One source familiar with the situation said that the confidentiality agreement also bars potential bidders from talking to Adelphia bondholders.

Sources said last week it was likely Time Warner had held talks with bondholders, whose support is seen as crucial for winning bids.

The bondholders’ committee is one of the most powerful creditor groups involved in the Adelphia bankruptcy — it helped push Adelphia into sale mode in April. Any plan to buy the systems would require the blessing of bondholders.

“It makes all the sense in the world,” said one source familiar with the matter. “You’ve got to know what they [bondholders] are thinking, what makes them tick and what would be acceptable to them.”

According to bankruptcy court documents, Adelphia’s largest bondholders include Blackstone Group, W.R. Huff Asset Management, Franklin Advisors and Fidelity Management & Research.

Attorneys for the bondholder committee did not return calls for comment.

Time Warner and Comcast declined comment.

Time Warner has acknowledged one way to snare Adelphia would be through a reverse merger of its Time Warner Cable subsidiary into Adelphia’s already publicly traded stock.

Such a move would allow Time Warner Inc. to take its cable assets public without having to seek Securities and Exchange Commission approval, and would create a currency to buy out Comcast’s 21% interest in Time Warner Cable.

Adelphia bondholders also would get a stake in a publicly traded entity with about 16 million subscribers — and a far stronger balance sheet.

At least one person familiar with the bondholders’ thinking said they would be open to a Time Warner stock deal, depending on how the equity would be distributed.

“From a bondholder perspective, the thought is that taking shares could be more attractive than taking cash,” the source said.

Earlier this month, Adelphia was considering a bar on joint bids for the systems, and discussed the matter at a previously scheduled board meeting Oct. 6 and 7.

Although Adelphia would not comment on the meeting, sources said no decision regarding blocking a joint Time Warner-Comcast bid was reached, but that the matter was still under consideration.
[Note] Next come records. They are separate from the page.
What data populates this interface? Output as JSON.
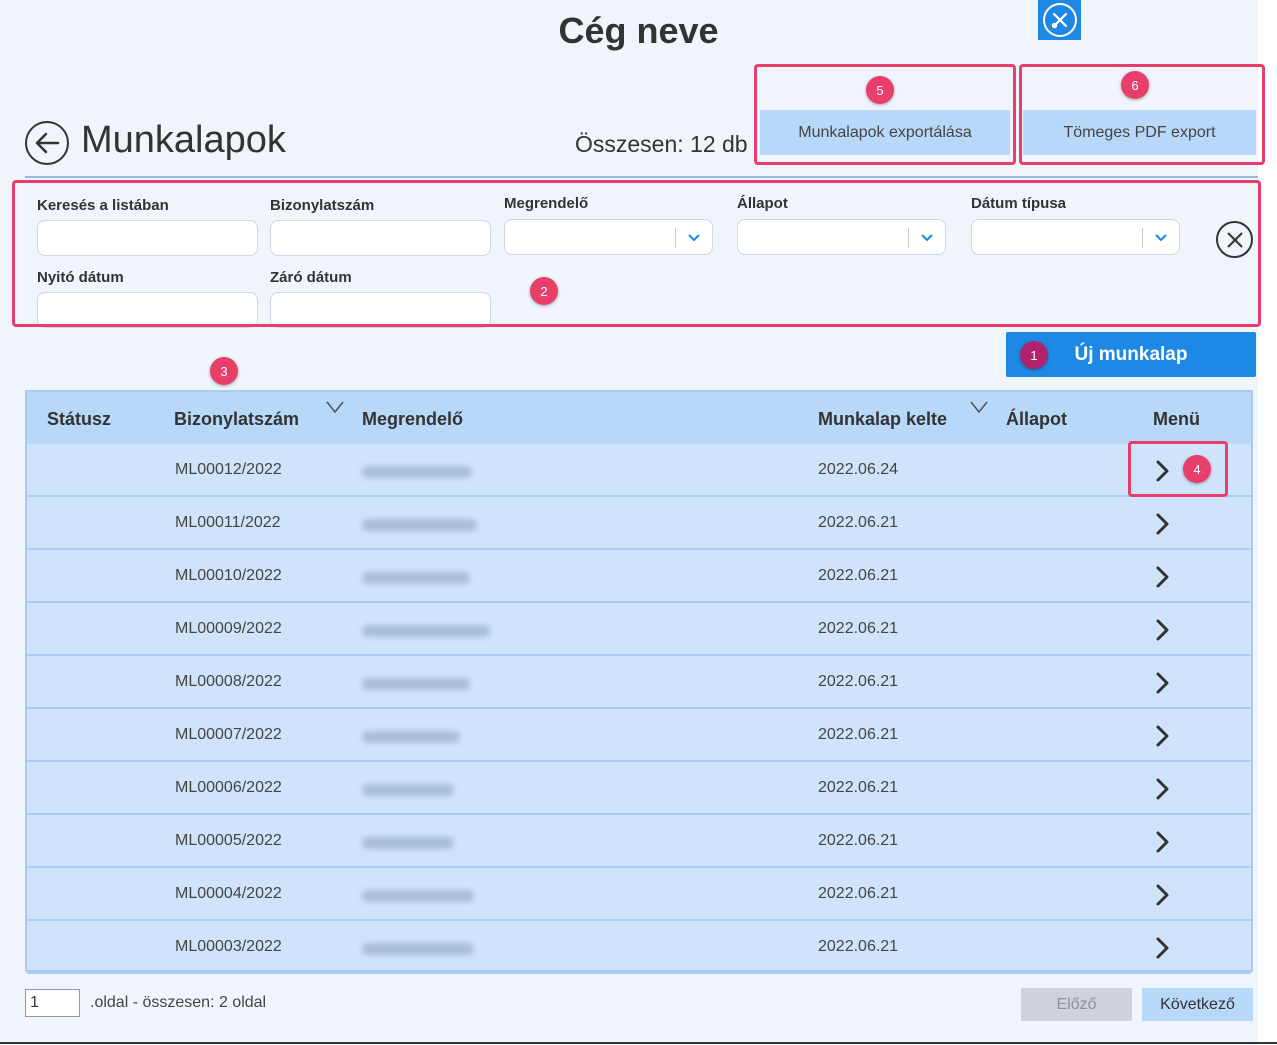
{
  "header": {
    "company_name": "Cég neve",
    "page_title": "Munkalapok",
    "total": "Összesen: 12 db",
    "export_button": "Munkalapok exportálása",
    "pdf_export_button": "Tömeges PDF export"
  },
  "filters": {
    "search_label": "Keresés a listában",
    "doc_number_label": "Bizonylatszám",
    "customer_label": "Megrendelő",
    "status_label": "Állapot",
    "date_type_label": "Dátum típusa",
    "start_date_label": "Nyitó dátum",
    "end_date_label": "Záró dátum"
  },
  "new_button": "Új munkalap",
  "badges": [
    "1",
    "2",
    "3",
    "4",
    "5",
    "6"
  ],
  "table": {
    "headers": {
      "status": "Státusz",
      "doc_number": "Bizonylatszám",
      "customer": "Megrendelő",
      "date": "Munkalap kelte",
      "state": "Állapot",
      "menu": "Menü"
    },
    "rows": [
      {
        "doc": "ML00012/2022",
        "date": "2022.06.24"
      },
      {
        "doc": "ML00011/2022",
        "date": "2022.06.21"
      },
      {
        "doc": "ML00010/2022",
        "date": "2022.06.21"
      },
      {
        "doc": "ML00009/2022",
        "date": "2022.06.21"
      },
      {
        "doc": "ML00008/2022",
        "date": "2022.06.21"
      },
      {
        "doc": "ML00007/2022",
        "date": "2022.06.21"
      },
      {
        "doc": "ML00006/2022",
        "date": "2022.06.21"
      },
      {
        "doc": "ML00005/2022",
        "date": "2022.06.21"
      },
      {
        "doc": "ML00004/2022",
        "date": "2022.06.21"
      },
      {
        "doc": "ML00003/2022",
        "date": "2022.06.21"
      }
    ]
  },
  "pager": {
    "page_value": "1",
    "page_text": ".oldal - összesen: 2 oldal",
    "prev": "Előző",
    "next": "Következő"
  },
  "colors": {
    "accent": "#1e88e5",
    "highlight": "#e83e6c",
    "table_bg": "#cfe4fb",
    "header_bg": "#b8d8fa"
  }
}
Sources said Adelphia’s motivation was to maximize the price it would receive for its systems.

But the concern was that such a blocking maneuver could indicate a reluctance by Adelphia management to sell the company.
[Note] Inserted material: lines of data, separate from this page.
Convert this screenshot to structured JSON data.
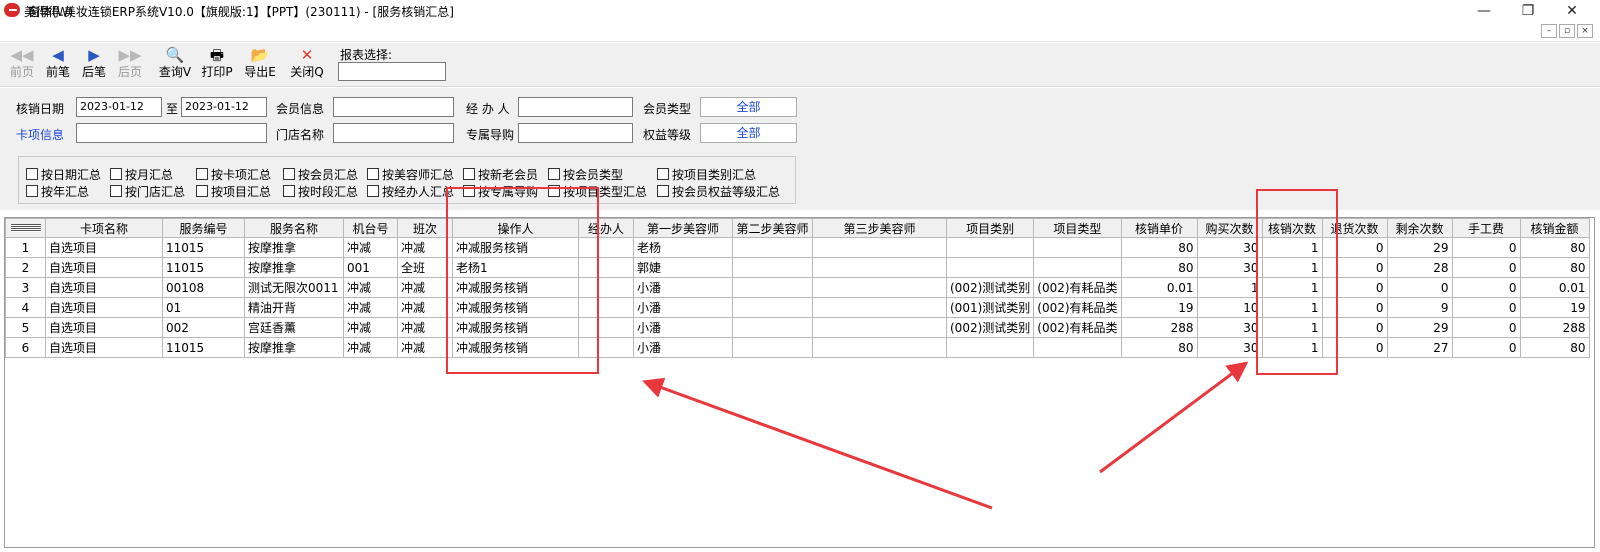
{
  "window": {
    "title": "美得得.美妆连锁ERP系统V10.0【旗舰版:1】【PPT】(230111) - [服务核销汇总]",
    "controls": [
      "—",
      "❐",
      "✕"
    ]
  },
  "menu": {
    "item": "窗体(W)",
    "mdi_controls": [
      "–",
      "▫",
      "×"
    ]
  },
  "toolbar": {
    "buttons": [
      {
        "label": "前页",
        "icon": "◀◀"
      },
      {
        "label": "前笔",
        "icon": "◀"
      },
      {
        "label": "后笔",
        "icon": "▶"
      },
      {
        "label": "后页",
        "icon": "▶▶"
      },
      {
        "label": "查询V",
        "icon": "🔍"
      },
      {
        "label": "打印P",
        "icon": "🖶"
      },
      {
        "label": "导出E",
        "icon": "📂"
      },
      {
        "label": "关闭Q",
        "icon": "✕"
      }
    ],
    "report_label": "报表选择:",
    "report_value": ""
  },
  "filters": {
    "date_label": "核销日期",
    "date_from": "2023-01-12",
    "to_label": "至",
    "date_to": "2023-01-12",
    "member_label": "会员信息",
    "member_value": "",
    "handler_label": "经 办 人",
    "handler_value": "",
    "member_type_label": "会员类型",
    "member_type_value": "全部",
    "card_label": "卡项信息",
    "card_value": "",
    "store_label": "门店名称",
    "store_value": "",
    "guide_label": "专属导购",
    "guide_value": "",
    "rights_label": "权益等级",
    "rights_value": "全部"
  },
  "checkboxes": {
    "row1": [
      "按日期汇总",
      "按月汇总",
      "按卡项汇总",
      "按会员汇总",
      "按美容师汇总",
      "按新老会员",
      "按会员类型",
      "按项目类别汇总"
    ],
    "row2": [
      "按年汇总",
      "按门店汇总",
      "按项目汇总",
      "按时段汇总",
      "按经办人汇总",
      "按专属导购",
      "按项目类型汇总",
      "按会员权益等级汇总"
    ]
  },
  "table": {
    "headers": [
      "卡项名称",
      "服务编号",
      "服务名称",
      "机台号",
      "班次",
      "操作人",
      "经办人",
      "第一步美容师",
      "第二步美容师",
      "第三步美容师",
      "项目类别",
      "项目类型",
      "核销单价",
      "购买次数",
      "核销次数",
      "退货次数",
      "剩余次数",
      "手工费",
      "核销金额"
    ],
    "rows": [
      {
        "no": "1",
        "cells": [
          "自选项目",
          "11015",
          "按摩推拿",
          "冲减",
          "冲减",
          "冲减服务核销",
          "",
          "老杨",
          "",
          "",
          "",
          "",
          "80",
          "30",
          "1",
          "0",
          "29",
          "0",
          "80"
        ]
      },
      {
        "no": "2",
        "cells": [
          "自选项目",
          "11015",
          "按摩推拿",
          "001",
          "全班",
          "老杨1",
          "",
          "郭婕",
          "",
          "",
          "",
          "",
          "80",
          "30",
          "1",
          "0",
          "28",
          "0",
          "80"
        ]
      },
      {
        "no": "3",
        "cells": [
          "自选项目",
          "00108",
          "测试无限次0011",
          "冲减",
          "冲减",
          "冲减服务核销",
          "",
          "小潘",
          "",
          "",
          "(002)测试类别",
          "(002)有耗品类",
          "0.01",
          "1",
          "1",
          "0",
          "0",
          "0",
          "0.01"
        ]
      },
      {
        "no": "4",
        "cells": [
          "自选项目",
          "01",
          "精油开背",
          "冲减",
          "冲减",
          "冲减服务核销",
          "",
          "小潘",
          "",
          "",
          "(001)测试类别",
          "(002)有耗品类",
          "19",
          "10",
          "1",
          "0",
          "9",
          "0",
          "19"
        ]
      },
      {
        "no": "5",
        "cells": [
          "自选项目",
          "002",
          "宫廷香薰",
          "冲减",
          "冲减",
          "冲减服务核销",
          "",
          "小潘",
          "",
          "",
          "(002)测试类别",
          "(002)有耗品类",
          "288",
          "30",
          "1",
          "0",
          "29",
          "0",
          "288"
        ]
      },
      {
        "no": "6",
        "cells": [
          "自选项目",
          "11015",
          "按摩推拿",
          "冲减",
          "冲减",
          "冲减服务核销",
          "",
          "小潘",
          "",
          "",
          "",
          "",
          "80",
          "30",
          "1",
          "0",
          "27",
          "0",
          "80"
        ]
      }
    ]
  },
  "annotation_color": "#e8383d"
}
Adelphia has denied it’s not motivated to sell, and has said it is conducting the process in the best interests of all its constituents.

In September, Adelphia offered its properties in seven separate clusters to widen the field of potential bidders.

It is expected that the systems could attract bids as high as $17 billion to $20 billion.


Prohibiting a class of potential bidders, especially the two largest MSOs, could be difficult for Adelphia to justify.

“It’s hard to say anything categorically, but there is a fiduciary duty on the part of the board to maximize the recovery,” said bankruptcy attorney Robert Feinstein, of the New York law firm Pachulski, Stang, Ziehl, Young, Jones & Weintraub. Feinstein is not involved in the Adelphia bankruptcy case.

“They should be making decisions with that in mind,” Feinstein added. “Without knowing the facts, if there is a joint bid being proposed by people that is not a collusive bid between two bidders who might otherwise bid up the asset, and that they are only prepared to proceed on that basis, then you would welcome the bid.”

Feinstein said there are restrictions in the bankruptcy code regarding collusive bidding — a secret agreement to limit the purchase price of the assets — but such an action is hard to prove.

The surefire way to prove collusion is if the bid is unusually low. And neither Time Warner nor Comcast has submitted a bid yet.

Feinstein added the bidders in the Adelphia auction are extremely sophisticated and it is highly unlikely they would risk collusion.

“One would expect that people wouldn’t be so foolish as to enter into a collusive bidding agreement,” Feinstein said. “So, a joint venture may well be just what it is — an aboveboard effort by two parties to buy an asset together that neither one of them might have been prepared to buy individually.”

Most analysts expect Comcast to get involved in the auction through Time Warner — perhaps not submitting a bid of its own, but agreeing to surrender its stake in Time Warner Cable for either systems, cash or a combination of both.